Historic buildings demolished in Dyer
By Crystal Burns
Over the last several days, Dyer community members have watched – some in awe, others in sorrow – as historic Main Street businesses were demolished.
The Dyer Industrial Board owned the buildings, which were deemed safety hazards. The board hired Scott Zimmerman to carefully take down the buildings, a meticulous process that even involved Zimmerman and his crew removing some sections brick by brick by hand.
While small town residents hate to see pieces of their community torn down, thanks to the prodding of current and former downtown business owners, the majority of citizens have used the opportunity to remember the people who made the buildings, particularly Gladhill’s Drug Store, so special.
Doug Duncan, former owner of Gladhill’s, who developed a love for his future trade at an early age by sitting at the feet of several Gibson County pharmacists, reached out on the popular “If You Grew Up in Dyer” Facebook page to ask Gladhill’s customers from near and far to share their cherished memories of the old drug store. As the thread took off, Duncan asked users to make those memories part of the permanent record by sending brief comments to the Tri-City Reporter.
Duncan and Tony Goad wrote anchor pieces for the Tri-City’s retrospective, which also includes historic photos and information provided by Danny Gathings.
E.W. Gladhill, who established the drug store, left his home in Abingdon, Ill. for Dyer in the late 1890s after the Dyer Reporter newspaper ran a special section that proclaimed Dyer as “the garden spot of the world.” Gladhill corresponded with the late R.H. Hearn, a prominent Dyer Citizen, who verified the report. Gladhill’s sister-in-law was living on a farm six miles east of Dyer when Gladhill visited to check up on the Reporter’s claim. He was impressed with the town and the surrounding country so much that he moved his family and located his business in Dyer.
Gladhill entered the jewelry business in 1899, steadily growing his Gladhill’s store until it became one of the most up to date and largest of its kind in any town its size. He carried a complete line of drugs and drug sundries, jewelry, books and school supplies, toilet preparations, holiday goods and novelties, and dispensed cold drinks from his modern soda fountain.
Gathings’ newspaper clippings also show that E.W. Gladhill was an expert watchmaker and inventor. Gladhill reportedly invented the spring mouse trap, a pencil clip, and a rolling churn, which replaced the old hand dasher method of churning butter.
The only invention he ever marketed was his Gladhill’s Healing Oil, a formula he made in his drug store that was said to be good for man or beast and which some Dyer residents still swear by. The healing liniment treats barb wire cuts, scratches, galls, burns, sores, wounds, and all other diseases requiring external application, as well as sore shoulders, neck and back.

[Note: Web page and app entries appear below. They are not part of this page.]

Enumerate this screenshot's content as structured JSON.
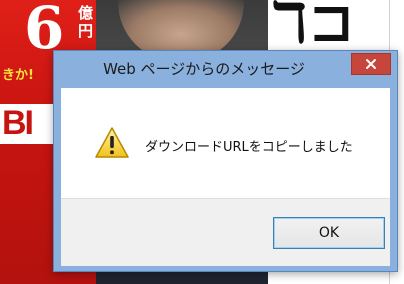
{
  "dialog": {
    "title": "Web ページからのメッセージ",
    "message": "ダウンロードURLをコピーしました",
    "icon": "warning-icon",
    "ok_label": "OK",
    "close_icon": "close-icon"
  },
  "background": {
    "left_big": "6",
    "left_kanji": "億円",
    "left_small": "きか!",
    "left_banner": "BI",
    "right_glyphs": "ℸ⊐"
  },
  "colors": {
    "titlebar": "#8ab0dd",
    "close_button": "#c7463b",
    "ok_border": "#3c7fb1",
    "button_bar": "#f0f0f0"
  }
}
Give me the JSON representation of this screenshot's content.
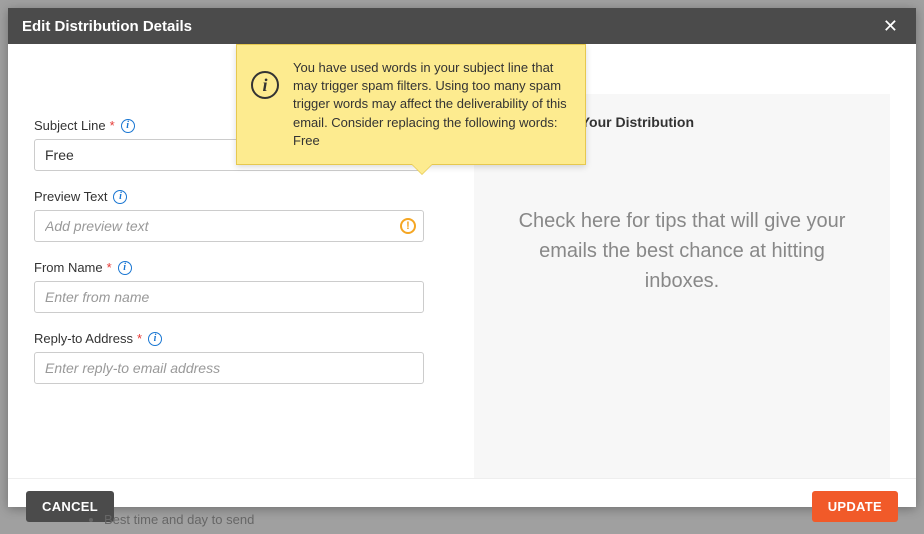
{
  "modal": {
    "title": "Edit Distribution Details",
    "tooltip": "You have used words in your subject line that may trigger spam filters. Using too many spam trigger words may affect the deliverability of this email. Consider replacing the following words: Free"
  },
  "fields": {
    "subject": {
      "label": "Subject Line",
      "value": "Free"
    },
    "preview": {
      "label": "Preview Text",
      "placeholder": "Add preview text"
    },
    "fromName": {
      "label": "From Name",
      "placeholder": "Enter from name"
    },
    "replyTo": {
      "label": "Reply-to Address",
      "placeholder": "Enter reply-to email address"
    }
  },
  "rightPanel": {
    "title": "Optimize Your Distribution",
    "body": "Check here for tips that will give your emails the best chance at hitting inboxes."
  },
  "footer": {
    "cancel": "CANCEL",
    "update": "UPDATE"
  },
  "bgText": "Best time and day to send"
}
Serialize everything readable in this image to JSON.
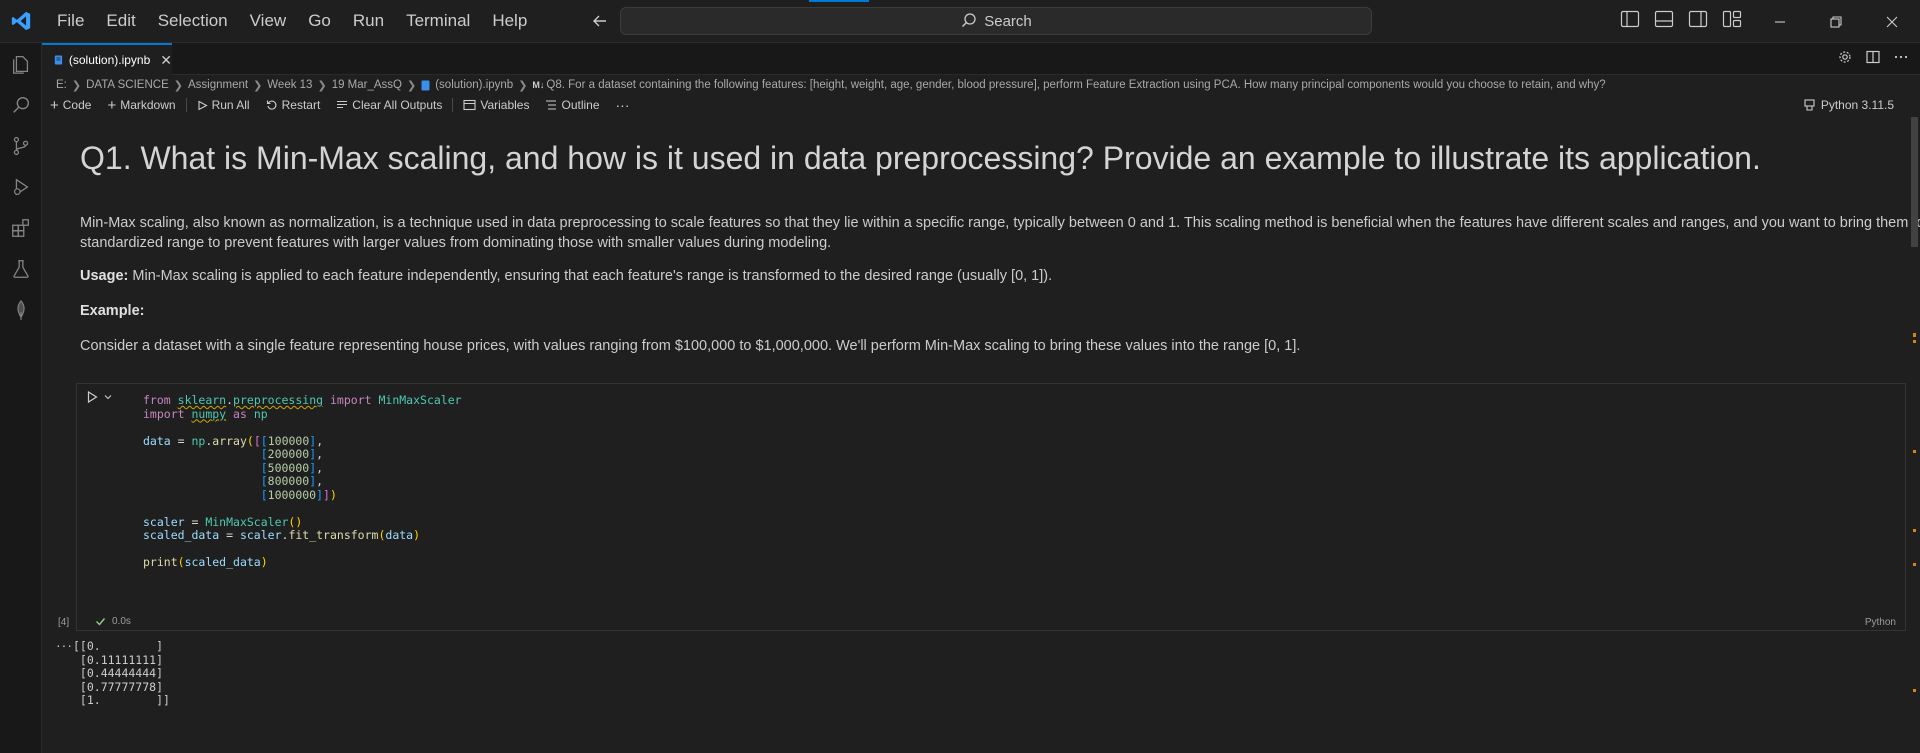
{
  "menu": [
    "File",
    "Edit",
    "Selection",
    "View",
    "Go",
    "Run",
    "Terminal",
    "Help"
  ],
  "search": {
    "label": "Search"
  },
  "tab": {
    "label": "(solution).ipynb",
    "close": "✕"
  },
  "breadcrumb": {
    "items": [
      "E:",
      "DATA SCIENCE",
      "Assignment",
      "Week 13",
      "19 Mar_AssQ",
      "(solution).ipynb",
      "Q8. For a dataset containing the following features: [height, weight, age, gender, blood pressure], perform Feature Extraction using PCA. How many principal components would you choose to retain, and why?"
    ]
  },
  "toolbar": {
    "code": "Code",
    "markdown": "Markdown",
    "run_all": "Run All",
    "restart": "Restart",
    "clear_outputs": "Clear All Outputs",
    "variables": "Variables",
    "outline": "Outline",
    "more": "···",
    "kernel": "Python 3.11.5"
  },
  "markdown": {
    "heading": "Q1. What is Min-Max scaling, and how is it used in data preprocessing? Provide an example to illustrate its application.",
    "para1": "Min-Max scaling, also known as normalization, is a technique used in data preprocessing to scale features so that they lie within a specific range, typically between 0 and 1. This scaling method is beneficial when the features have different scales and ranges, and you want to bring them to a standardized range to prevent features with larger values from dominating those with smaller values during modeling.",
    "usage_label": "Usage:",
    "usage_text": "Min-Max scaling is applied to each feature independently, ensuring that each feature's range is transformed to the desired range (usually [0, 1]).",
    "example_label": "Example:",
    "example_text": "Consider a dataset with a single feature representing house prices, with values ranging from $100,000 to $1,000,000. We'll perform Min-Max scaling to bring these values into the range [0, 1]."
  },
  "cell": {
    "exec_count": "[4]",
    "exec_time": "0.0s",
    "language": "Python",
    "output_more": "···",
    "output": "[[0.        ]\n [0.11111111]\n [0.44444444]\n [0.77777778]\n [1.        ]]"
  },
  "colors": {
    "accent": "#0078d4",
    "success": "#89d185",
    "warning": "#d18616"
  }
}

Gladhill died in 1913, and his wife Rose took over the store. The couple’s sons, Claude and Glenn, worked for her until her death in 1942 when they purchased the store. In 1949, the family celebrated Gladhill’s 50th year in business.
Editor’s Note: The Tri-City Reporter staff offers sincerest thanks to Doug Duncan, Danny Gathings, Tony Goad and everyone that submitted their memories of Gladhill’s Drug Store to us for this special retrospective. We hope the memories of bygone days warm you and encourage you to share our communities’ rich history with your children and grandchildren.
Read the rest of the stories that were submitted, in this weeks edition!
I am very curious as to where or if this healing ointment is still available?
This pharmacy reminds me of those in Southeast Missouri where I grew up.